Redo the Menu
"Kids develop an emotional attachment to the foods they have at this time of year," says Phillips, so the healthier you make them, the better. You could take cues from other countries: Some Mediterranean cultures believe it's good luck to eat antioxidant-packed pomegranate seeds on New Year's Day, while Italians welcome January with fiber-filled lentil soup. Or keep it close to home with sweet potatoes, which are rich in vitamin A, vitamin C and fiber. Instead of mashing them into a sugary casserole, bake them in the oven for an hour at 350 degrees and sprinkle cinnamon and nutmeg on top.

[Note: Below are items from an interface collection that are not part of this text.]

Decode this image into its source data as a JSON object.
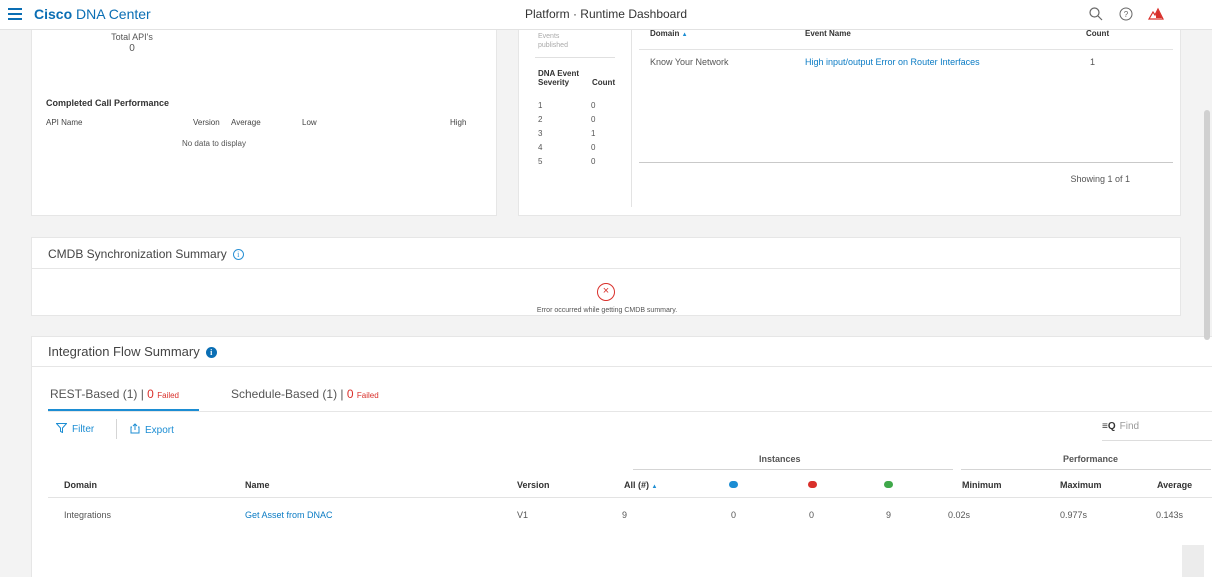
{
  "header": {
    "brand_bold": "Cisco",
    "brand_rest": "DNA Center",
    "title": "Platform · Runtime Dashboard",
    "icons": [
      "menu-icon",
      "search-icon",
      "help-icon",
      "alert-icon"
    ]
  },
  "api_card": {
    "total_label": "Total API's",
    "total_value": "0",
    "perf_title": "Completed Call Performance",
    "columns": [
      "API Name",
      "Version",
      "Average",
      "Low",
      "High"
    ],
    "empty_text": "No data to display"
  },
  "events_card": {
    "faded_top": "Events",
    "faded_bottom": "published",
    "severity_header_1": "DNA Event",
    "severity_header_2": "Severity",
    "count_header": "Count",
    "severity_rows": [
      {
        "severity": "1",
        "count": "0"
      },
      {
        "severity": "2",
        "count": "0"
      },
      {
        "severity": "3",
        "count": "1"
      },
      {
        "severity": "4",
        "count": "0"
      },
      {
        "severity": "5",
        "count": "0"
      }
    ],
    "table_headers": {
      "domain": "Domain",
      "event_name": "Event Name",
      "count": "Count"
    },
    "sort_glyph": "▲",
    "row": {
      "domain": "Know Your Network",
      "event_name": "High input/output Error on Router Interfaces",
      "count": "1"
    },
    "showing": "Showing 1 of 1"
  },
  "cmdb": {
    "title": "CMDB Synchronization Summary",
    "error_text": "Error occurred while getting CMDB summary."
  },
  "integration": {
    "title": "Integration Flow Summary",
    "tabs": [
      {
        "label": "REST-Based (1)",
        "failed_count": "0",
        "failed_label": "Failed"
      },
      {
        "label": "Schedule-Based (1)",
        "failed_count": "0",
        "failed_label": "Failed"
      }
    ],
    "toolbar": {
      "filter": "Filter",
      "export": "Export",
      "find_placeholder": "Find"
    },
    "group_headers": {
      "instances": "Instances",
      "performance": "Performance"
    },
    "columns": {
      "domain": "Domain",
      "name": "Name",
      "version": "Version",
      "all": "All (#)",
      "minimum": "Minimum",
      "maximum": "Maximum",
      "average": "Average"
    },
    "status_colors": {
      "in_progress": "#1c8dd3",
      "failed": "#d9302b",
      "success": "#3fa84a"
    },
    "rows": [
      {
        "domain": "Integrations",
        "name": "Get Asset from DNAC",
        "version": "V1",
        "all": "9",
        "in_progress": "0",
        "failed": "0",
        "success": "9",
        "minimum": "0.02s",
        "maximum": "0.977s",
        "average": "0.143s"
      }
    ]
  }
}
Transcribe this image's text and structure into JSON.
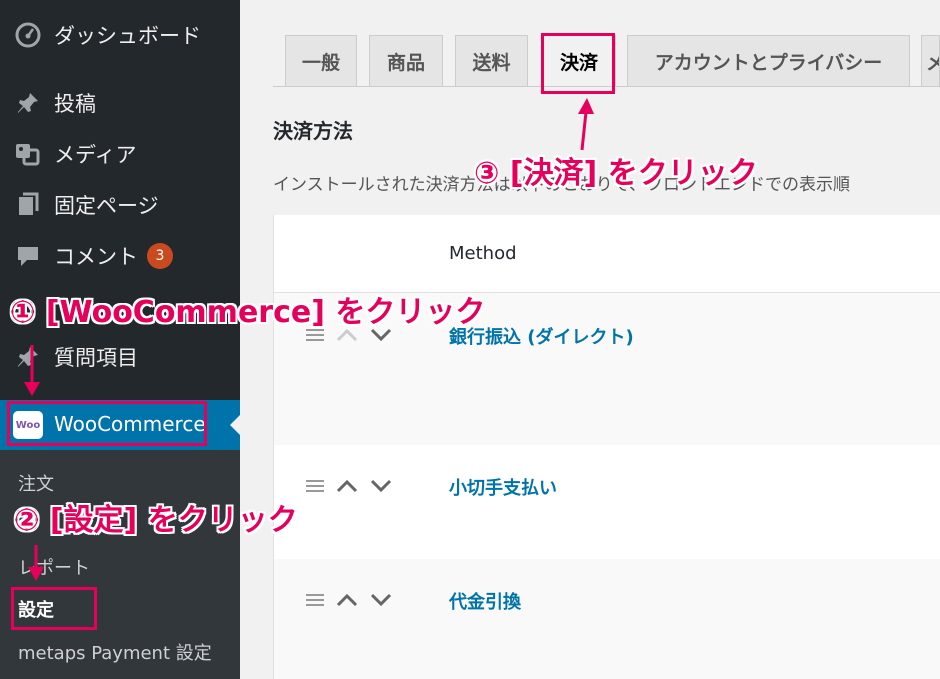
{
  "sidebar": {
    "items": [
      {
        "label": "ダッシュボード",
        "icon": "dashboard-icon"
      },
      {
        "label": "投稿",
        "icon": "pushpin-icon"
      },
      {
        "label": "メディア",
        "icon": "media-icon"
      },
      {
        "label": "固定ページ",
        "icon": "page-icon"
      },
      {
        "label": "コメント",
        "icon": "comment-icon",
        "badge": "3"
      },
      {
        "label": "質問項目",
        "icon": "pushpin-icon"
      }
    ],
    "woocommerce": {
      "label": "WooCommerce",
      "logo": "Woo"
    },
    "submenu": [
      {
        "label": "注文"
      },
      {
        "label": "レポート"
      },
      {
        "label": "設定",
        "current": true
      },
      {
        "label": "metaps Payment 設定"
      }
    ]
  },
  "main": {
    "tabs": [
      {
        "label": "一般"
      },
      {
        "label": "商品"
      },
      {
        "label": "送料"
      },
      {
        "label": "決済",
        "active": true
      },
      {
        "label": "アカウントとプライバシー"
      },
      {
        "label": "メ"
      }
    ],
    "section_title": "決済方法",
    "section_desc": "インストールされた決済方法は以下のとおりで、フロントエンドでの表示順",
    "table": {
      "column_method": "Method",
      "rows": [
        {
          "name": "銀行振込 (ダイレクト)"
        },
        {
          "name": "小切手支払い"
        },
        {
          "name": "代金引換"
        }
      ]
    }
  },
  "annotations": {
    "step1": "① [WooCommerce] をクリック",
    "step2": "② [設定] をクリック",
    "step3": "③ [決済] をクリック"
  },
  "colors": {
    "sidebar_bg": "#23282d",
    "submenu_bg": "#32373c",
    "active_menu": "#0073aa",
    "link": "#0073aa",
    "annotation": "#e6005c",
    "badge": "#ca4a1f"
  }
}
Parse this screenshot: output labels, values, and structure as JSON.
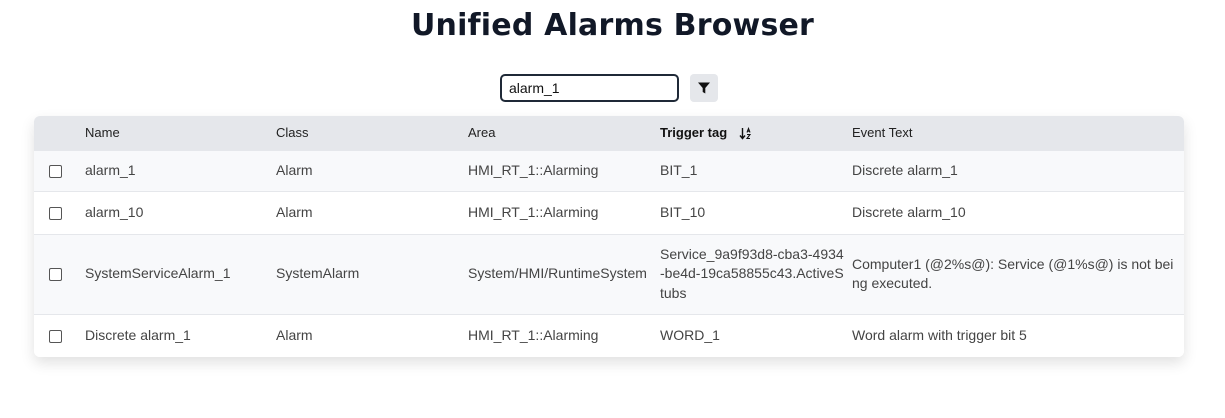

Experts estimate that kids reduce their physical activity by about 50% when the holiday season hits. "They're off from school for a couple weeks and all that eating makes them want to lie around," says Debi Pillarella, M.Ed., youth fitness spokesperson for the American Council on Exercise. Keep them moving by seamlessly integrating exercise into your traditions. Each December, Pillarella makes an Advent calendar with a daily family fitness challenge under each flap (day 1, jump rope for a minute; day 10, do 10 push-ups). A few times a season, she and her kids wear pedometers on shopping trips and compete to see who can log the most steps.
Focus on Others
Seasonal stress doesn't just affect you—it trickles down to your kids. "Children are more prone to anxiety themselves when they have a stressed-out mom," says Phillips. Take a step back from the rush and sign your family up to serve food at soup kitchen, collect cans door-to-door for a food bank or read to the elderly at a nursing home. It will put your worries into perspective, bring you and your kids closer together and boost your longevity. Visit volunteermatch.org to search for opportunities in your town.
Let It Snow!
When the weather gets chilly, these family-friendly activities will warm you up—and torch calories too. Here's how to boost your burn.
*Based on a 125-pound person
Originally published in the December 2011 issue of Family Circle magazine.